* [Task inputs]
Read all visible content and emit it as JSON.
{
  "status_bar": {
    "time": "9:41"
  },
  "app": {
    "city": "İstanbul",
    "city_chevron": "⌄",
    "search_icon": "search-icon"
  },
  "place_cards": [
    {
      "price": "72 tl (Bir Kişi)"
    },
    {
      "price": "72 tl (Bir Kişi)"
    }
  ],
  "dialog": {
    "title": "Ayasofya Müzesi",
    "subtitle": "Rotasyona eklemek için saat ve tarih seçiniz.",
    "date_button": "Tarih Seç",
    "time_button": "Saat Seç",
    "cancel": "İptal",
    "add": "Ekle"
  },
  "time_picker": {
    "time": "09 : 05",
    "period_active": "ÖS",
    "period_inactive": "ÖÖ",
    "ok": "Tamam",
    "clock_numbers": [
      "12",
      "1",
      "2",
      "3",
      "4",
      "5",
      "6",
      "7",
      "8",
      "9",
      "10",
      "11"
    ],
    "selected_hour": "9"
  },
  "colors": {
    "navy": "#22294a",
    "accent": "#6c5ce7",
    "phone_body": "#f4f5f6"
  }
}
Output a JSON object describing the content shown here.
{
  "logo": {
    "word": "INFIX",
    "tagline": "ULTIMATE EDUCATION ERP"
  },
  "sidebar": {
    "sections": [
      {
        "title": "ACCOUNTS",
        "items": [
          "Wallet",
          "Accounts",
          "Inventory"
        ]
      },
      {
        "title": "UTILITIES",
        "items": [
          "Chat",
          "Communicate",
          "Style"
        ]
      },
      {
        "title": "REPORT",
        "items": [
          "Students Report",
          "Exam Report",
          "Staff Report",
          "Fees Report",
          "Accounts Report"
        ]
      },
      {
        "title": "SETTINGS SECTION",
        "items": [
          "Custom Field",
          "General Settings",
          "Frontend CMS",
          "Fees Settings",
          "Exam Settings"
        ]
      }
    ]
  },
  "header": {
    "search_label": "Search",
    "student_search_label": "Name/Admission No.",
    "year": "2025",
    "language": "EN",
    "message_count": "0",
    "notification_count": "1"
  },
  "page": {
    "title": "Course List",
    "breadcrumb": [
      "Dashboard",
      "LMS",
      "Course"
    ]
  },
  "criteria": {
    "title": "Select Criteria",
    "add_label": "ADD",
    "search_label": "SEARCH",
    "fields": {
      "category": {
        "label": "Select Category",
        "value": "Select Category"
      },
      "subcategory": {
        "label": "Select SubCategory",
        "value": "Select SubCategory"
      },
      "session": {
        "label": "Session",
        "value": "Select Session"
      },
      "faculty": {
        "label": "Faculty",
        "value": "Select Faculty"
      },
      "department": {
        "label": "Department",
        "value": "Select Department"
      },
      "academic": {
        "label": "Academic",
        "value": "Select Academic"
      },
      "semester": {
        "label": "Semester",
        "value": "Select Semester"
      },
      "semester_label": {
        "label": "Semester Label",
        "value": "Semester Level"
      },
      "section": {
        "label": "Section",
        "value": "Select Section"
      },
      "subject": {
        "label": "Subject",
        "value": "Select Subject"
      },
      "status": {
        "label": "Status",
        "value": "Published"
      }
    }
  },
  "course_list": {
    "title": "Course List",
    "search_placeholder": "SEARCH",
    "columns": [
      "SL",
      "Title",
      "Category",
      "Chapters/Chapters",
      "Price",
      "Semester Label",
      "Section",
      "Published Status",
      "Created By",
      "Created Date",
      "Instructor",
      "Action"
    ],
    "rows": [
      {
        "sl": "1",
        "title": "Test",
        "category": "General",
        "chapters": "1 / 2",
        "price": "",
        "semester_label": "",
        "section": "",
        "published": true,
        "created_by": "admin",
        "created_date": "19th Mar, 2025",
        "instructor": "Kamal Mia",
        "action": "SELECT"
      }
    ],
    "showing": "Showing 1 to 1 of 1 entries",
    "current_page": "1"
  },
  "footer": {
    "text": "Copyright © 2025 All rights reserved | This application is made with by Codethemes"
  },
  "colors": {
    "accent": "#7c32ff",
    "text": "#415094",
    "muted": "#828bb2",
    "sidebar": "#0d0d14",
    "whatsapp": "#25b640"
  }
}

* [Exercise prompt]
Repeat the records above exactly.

* [Solution to this problem]
Read all visible content and emit it as JSON.
{
  "status_bar": {
    "time": "9:41"
  },
  "app": {
    "city": "İstanbul",
    "city_chevron": "⌄",
    "search_icon": "search-icon"
  },
  "place_cards": [
    {
      "price": "72 tl (Bir Kişi)"
    },
    {
      "price": "72 tl (Bir Kişi)"
    }
  ],
  "dialog": {
    "title": "Ayasofya Müzesi",
    "subtitle": "Rotasyona eklemek için saat ve tarih seçiniz.",
    "date_button": "Tarih Seç",
    "time_button": "Saat Seç",
    "cancel": "İptal",
    "add": "Ekle"
  },
  "time_picker": {
    "time": "09 : 05",
    "period_active": "ÖS",
    "period_inactive": "ÖÖ",
    "ok": "Tamam",
    "clock_numbers": [
      "12",
      "1",
      "2",
      "3",
      "4",
      "5",
      "6",
      "7",
      "8",
      "9",
      "10",
      "11"
    ],
    "selected_hour": "9"
  },
  "colors": {
    "navy": "#22294a",
    "accent": "#6c5ce7",
    "phone_body": "#f4f5f6"
  }
}
Output a JSON object describing the content shown here.
{
  "logo": {
    "word": "INFIX",
    "tagline": "ULTIMATE EDUCATION ERP"
  },
  "sidebar": {
    "sections": [
      {
        "title": "ACCOUNTS",
        "items": [
          "Wallet",
          "Accounts",
          "Inventory"
        ]
      },
      {
        "title": "UTILITIES",
        "items": [
          "Chat",
          "Communicate",
          "Style"
        ]
      },
      {
        "title": "REPORT",
        "items": [
          "Students Report",
          "Exam Report",
          "Staff Report",
          "Fees Report",
          "Accounts Report"
        ]
      },
      {
        "title": "SETTINGS SECTION",
        "items": [
          "Custom Field",
          "General Settings",
          "Frontend CMS",
          "Fees Settings",
          "Exam Settings"
        ]
      }
    ]
  },
  "header": {
    "search_label": "Search",
    "student_search_label": "Name/Admission No.",
    "year": "2025",
    "language": "EN",
    "message_count": "0",
    "notification_count": "1"
  },
  "page": {
    "title": "Course List",
    "breadcrumb": [
      "Dashboard",
      "LMS",
      "Course"
    ]
  },
  "criteria": {
    "title": "Select Criteria",
    "add_label": "ADD",
    "search_label": "SEARCH",
    "fields": {
      "category": {
        "label": "Select Category",
        "value": "Select Category"
      },
      "subcategory": {
        "label": "Select SubCategory",
        "value": "Select SubCategory"
      },
      "session": {
        "label": "Session",
        "value": "Select Session"
      },
      "faculty": {
        "label": "Faculty",
        "value": "Select Faculty"
      },
      "department": {
        "label": "Department",
        "value": "Select Department"
      },
      "academic": {
        "label": "Academic",
        "value": "Select Academic"
      },
      "semester": {
        "label": "Semester",
        "value": "Select Semester"
      },
      "semester_label": {
        "label": "Semester Label",
        "value": "Semester Level"
      },
      "section": {
        "label": "Section",
        "value": "Select Section"
      },
      "subject": {
        "label": "Subject",
        "value": "Select Subject"
      },
      "status": {
        "label": "Status",
        "value": "Published"
      }
    }
  },
  "course_list": {
    "title": "Course List",
    "search_placeholder": "SEARCH",
    "columns": [
      "SL",
      "Title",
      "Category",
      "Chapters/Chapters",
      "Price",
      "Semester Label",
      "Section",
      "Published Status",
      "Created By",
      "Created Date",
      "Instructor",
      "Action"
    ],
    "rows": [
      {
        "sl": "1",
        "title": "Test",
        "category": "General",
        "chapters": "1 / 2",
        "price": "",
        "semester_label": "",
        "section": "",
        "published": true,
        "created_by": "admin",
        "created_date": "19th Mar, 2025",
        "instructor": "Kamal Mia",
        "action": "SELECT"
      }
    ],
    "showing": "Showing 1 to 1 of 1 entries",
    "current_page": "1"
  },
  "footer": {
    "text": "Copyright © 2025 All rights reserved | This application is made with by Codethemes"
  },
  "colors": {
    "accent": "#7c32ff",
    "text": "#415094",
    "muted": "#828bb2",
    "sidebar": "#0d0d14",
    "whatsapp": "#25b640"
  }
}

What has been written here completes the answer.